Richard Ford, 38, has appealed against a 45 year jail sentence which he was given in 2016, after he threatened to kill several people and have sex with their bodies.
Dr. Jason Roach, a criminologist at Huddersfield University, said reports of necrophilia were extremely rare in Britain.
Dr. Roach contributed a chapter to a book about the condition and decided to call it "No Necrophilia Please, We're British."
"I discovered it was actually extremely rare. 1980s serial killer Dennis Nilsen did it, and so did John Christie [a former policeman who was hanged in the 1950s for several murders], but it's very rare," he told Sputnik.
Officers guard the door of 10 Rillington Place, home of serial killer John Christie in 1953 (although this shot is probably from the movie!) pic.twitter.com/d1bVBaPMuP— History Copper (@HistoryCop) September 15, 2017
Ford was serving a 30-month sentence for possessing a knife but had spent most of the last 14 years in jail when he passed several notes to a prison officer in Nottingham jail revealing plans to kill prison officers, a fellow inmate, a district judge, a police officer and a former partner.
His solicitor Isabelle Wilson said the 45 year sentence had been "unprecedented and manifestly excessive" during a Court of Appeal hearing in London on Wednesday, October 11.
Chairing the appeal, Lady Justice Hallett said Ford was clearly "highly dangerous," but the offense of threatening to kill did not possess a life sentence, which might have been a more appropriate sentence as it can involve be allowed out on licence.
She adjourned the appeal to allow Ford to undergo psychiatric assessment at Rampton Hospital in Nottinghamshire.
Why Do People Do It?
Dr. Roach said it was quite possible necrophilia was underreported.
"People find it too vile to comprehend or to entertain the idea that some do it. Interestingly, despite the lack of reporting, we all seem to know what it is," he told Sputnik.
"Why do people do it? The reasons fall into very different categories. Some people convince themselves it's part of a loving relationship," Dr. Roach said.
He said most people would not wish to judge a mortuary worker who had sex with a stranger's corpse in the same way as a man who keeps his wife's dead body in his bed and "made love" to it, although both were clearly wrong.
"For some it's all about control. It's about owning someone completely. They might even tell someone they are going to kill them and then have sex with their body as the ultimate threat," he added.

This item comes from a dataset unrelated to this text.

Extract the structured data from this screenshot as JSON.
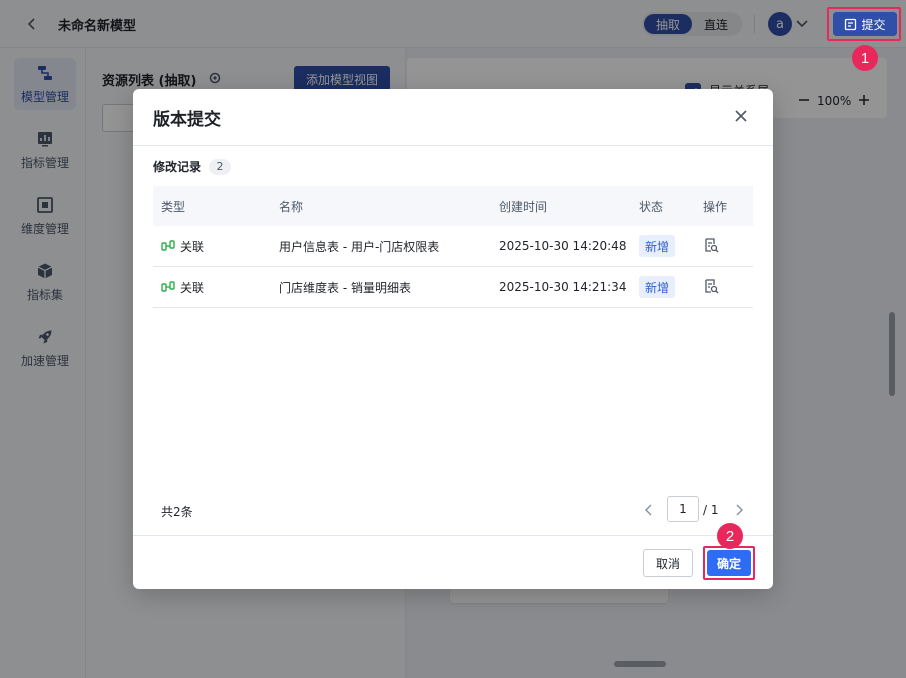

Some people were psychologically traumatized as children by sexual events.
Evolution and Revulsion
A famous book about Dennis Nilsen, also known as the Kindly Killer, was called Killing For Company, and it described his bizarre life.
Nilsen, a lonely homosexual civil servant who lived in a bedsit in north London, picked up young men in gay bars and brought them home. He would kill them, keep their bodies for days in his bed and have sex with them.
Dennis Nilsen & Bleep send their best wishes pic.twitter.com/1PmDKEsYda— Murder Mile (@mmiletours) October 1, 2017
Nilsen, now 71, was caught after dismembered remains blocked the drains and is serving a whole life sentence.
Dr. Roach said most human beings were psychologically programmed to reject sex with dead bodies.
"Evolution has equipped us with revulsion of necrophilia. Firstly every sperm is sacred and you are wasting it on a dead body, and secondly you have a chancing of catching something fatal," he told Sputnik.
Dr. Roach said there were also suggestions pedophile and former BBC television presenter Jimmy Savile had indulged in necrophilia with corpses at a mortuary at a hospital in Leeds.
"In Savile's case, it would have been the ultimate power trip. He felt untouchable and he clearly was," Dr. Roach told Sputnik.
Savile died in 2011 and it was only after his death that it emerged that he had been a prolific pedophile.
Amazingly necrophilia was not actually illegal in English law prior to the Sexual Offences Act 2003.
"Corpses were deemed to be not owned by anybody, so interfering with them was not technically an offense," said Dr. Roach, who said there had been no prosecutions since the law was introduced.